Well, not out of the "air" exactly (but it starts with the same letter)...  Like Bill O'Reilly, David Brooks can just invent facts :

BROOKS: But, so you think "OK, get out." On the other hand, if we leave....we could see 250,000 Iraqis die -- you had the John Burns quotation earlier in the program. So are we willing to prevent 10,000 Iraqi deaths a month at the cost of 125 Americans?

That's a tough moral issue, but it's also a tough national interest issue, because we don't know what the consequences of getting out are. And the frustration of watching the debate in Washington, very few people are willing to grapple with those two facts: that there's gonna -- the surge will not work in the short term, but getting out will be cataclysmic. And you see politicians on both sides evading one of those two facts, but you've got to grapple with them both....

WOODWARD: And the problem, though, is we don't know. People can say, "Oh, it's going to be a disaster." I mean, you've -- you cite numbers which are pulled out of the air -- "10,000 dying" -- I mean that's -- where does that come from?

BROOKS: Well, A, it comes from John Burns. Second, it comes from the national intelligence...

WOODWARD: Well, no, he doesn’t say 10,000.

BROOKS: Well, no, no, but it talks about genocide.


BROOKS: So I just picked that 10,000 out of the air.

Being a wingnut is license to create your own reality.

Ouch!  I must say ...

A few months ago, [Condi Rice] decided to write an opinion piece about Lebanon. She enlisted John Chambers, chief executive officer of Cisco Systems as a co-author, and they wrote about public/private partnerships and how they might be of use in rebuilding Lebanon after last summer's war. No one would publish it.

Think about that. Every one of the major newspapers approached refused to publish an essay by the secretary of state. Price Floyd, who was the State Department's director of media affairs until recently, recalls that it was sent to the Wall Street Journal, the New York Times and perhaps other papers before the department finally tried a foreign publication, the Financial Times of London, which also turned it down.

As a last-ditch strategy, the State Department briefly considered translating the article into Arabic and trying a Lebanese paper. But finally they just gave up. "I kept hearing the same thing: 'There's no news in this.' " Floyd said. The piece, he said, was littered with glowing references to President Bush's wise leadership. "It read like a campaign document."

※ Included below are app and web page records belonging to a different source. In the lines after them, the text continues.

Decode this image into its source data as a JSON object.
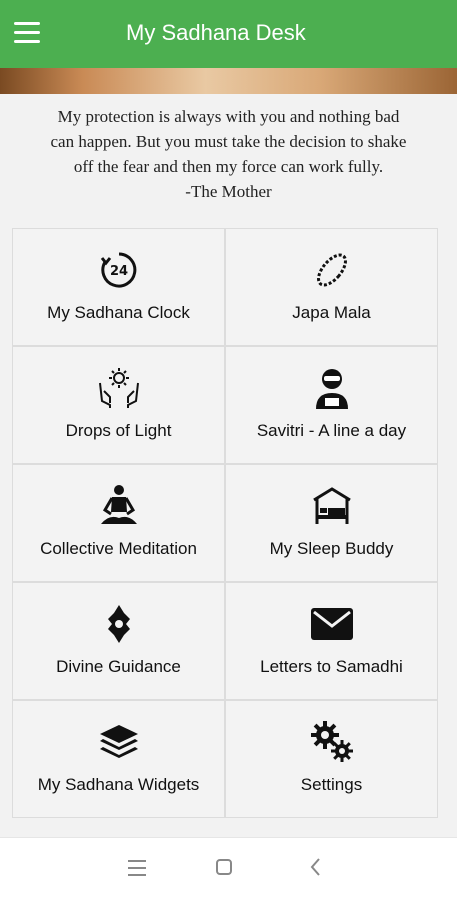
{
  "app": {
    "title": "My Sadhana Desk"
  },
  "colors": {
    "appbar": "#4caf50",
    "background": "#f2f2f2",
    "tile": "#f3f3f3"
  },
  "quote": {
    "lines": [
      "My protection is always with you and nothing bad",
      "can happen. But you must take the decision to shake",
      "off the fear and then my force can work fully.",
      "-The Mother"
    ]
  },
  "tiles": [
    {
      "label": "My Sadhana Clock",
      "icon": "clock-24-icon"
    },
    {
      "label": "Japa Mala",
      "icon": "mala-beads-icon"
    },
    {
      "label": "Drops of Light",
      "icon": "praying-hands-icon"
    },
    {
      "label": "Savitri - A line a day",
      "icon": "reader-icon"
    },
    {
      "label": "Collective Meditation",
      "icon": "meditation-icon"
    },
    {
      "label": "My Sleep Buddy",
      "icon": "bed-icon"
    },
    {
      "label": "Divine Guidance",
      "icon": "divine-symbol-icon"
    },
    {
      "label": "Letters to Samadhi",
      "icon": "envelope-icon"
    },
    {
      "label": "My Sadhana Widgets",
      "icon": "layers-icon"
    },
    {
      "label": "Settings",
      "icon": "gears-icon"
    }
  ],
  "navbar": {
    "items": [
      "recent-apps",
      "home",
      "back"
    ]
  }
}
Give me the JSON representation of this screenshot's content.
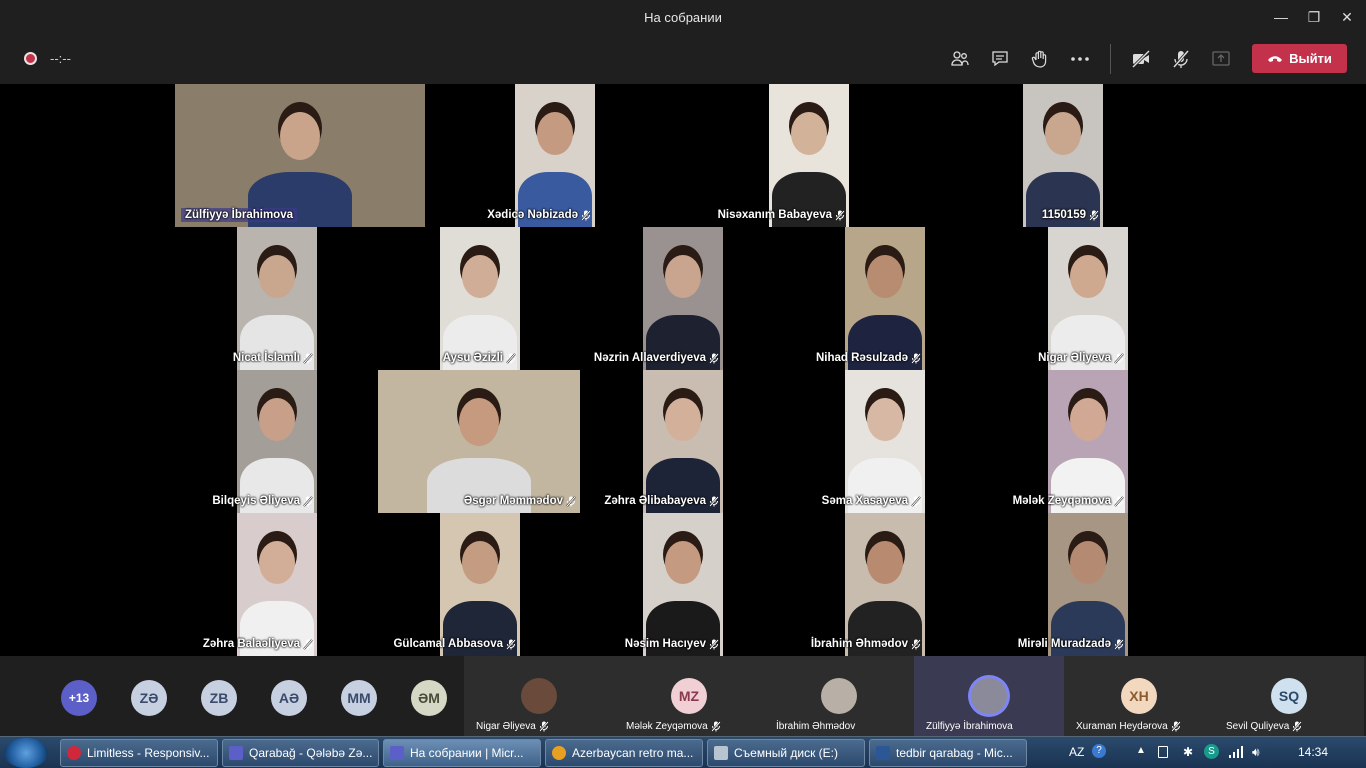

Floyd left the State Department on April 1, after 17 years. He said he was fed up with the relentless partisanship and the unwillingness to consider other points of view. His supervisor, a political appointee, kept "telling me to shut up," he said. Nothing like that had occurred under Presidents Bill Clinton or George H.W. Bush. "They just wanted us to be Bush automatons."

I was actually remembering, only last night, how President Bush ran his 2000 campaign on a platform which charged the Clinton administration of making 'everything about politics'. And how this crew was going to clean things up.

Politics is inevitably a very big part of governance. And to some degree that's as it should be. But there's truly never been an administration that has so relentlessly and cravenly politicized every nook and cranny of the governmental structure as this one. I'm not even sure there was anything like it in the 19th century, though the vast differences in the nature of the state itself make comparisons extremely difficult.

Silliness  James Kirchick rightly takes Jeff Jacoby to task today for a implying that Isaac Newton couldn't get a university job today because of his religious beliefs.

No disrespect to Sir Isaac, but it's not a risky venture to posit that the Newtons of today don't believe in some of the silly things Newton did 400 years ago (like alchemy, and the "domination of an intelligent and powerful Being" over the universe). And, were Newton alive today, I'd like to think he wouldn't believe those silly things either.

Alchemy is indeed considered silly today, but belief in the "domination of an intelligent and powerful Being" over the universe is, um, still pretty widespread, isn't it? Or did I miss a memo somewhere?


July 24, 2007 - 3:09pm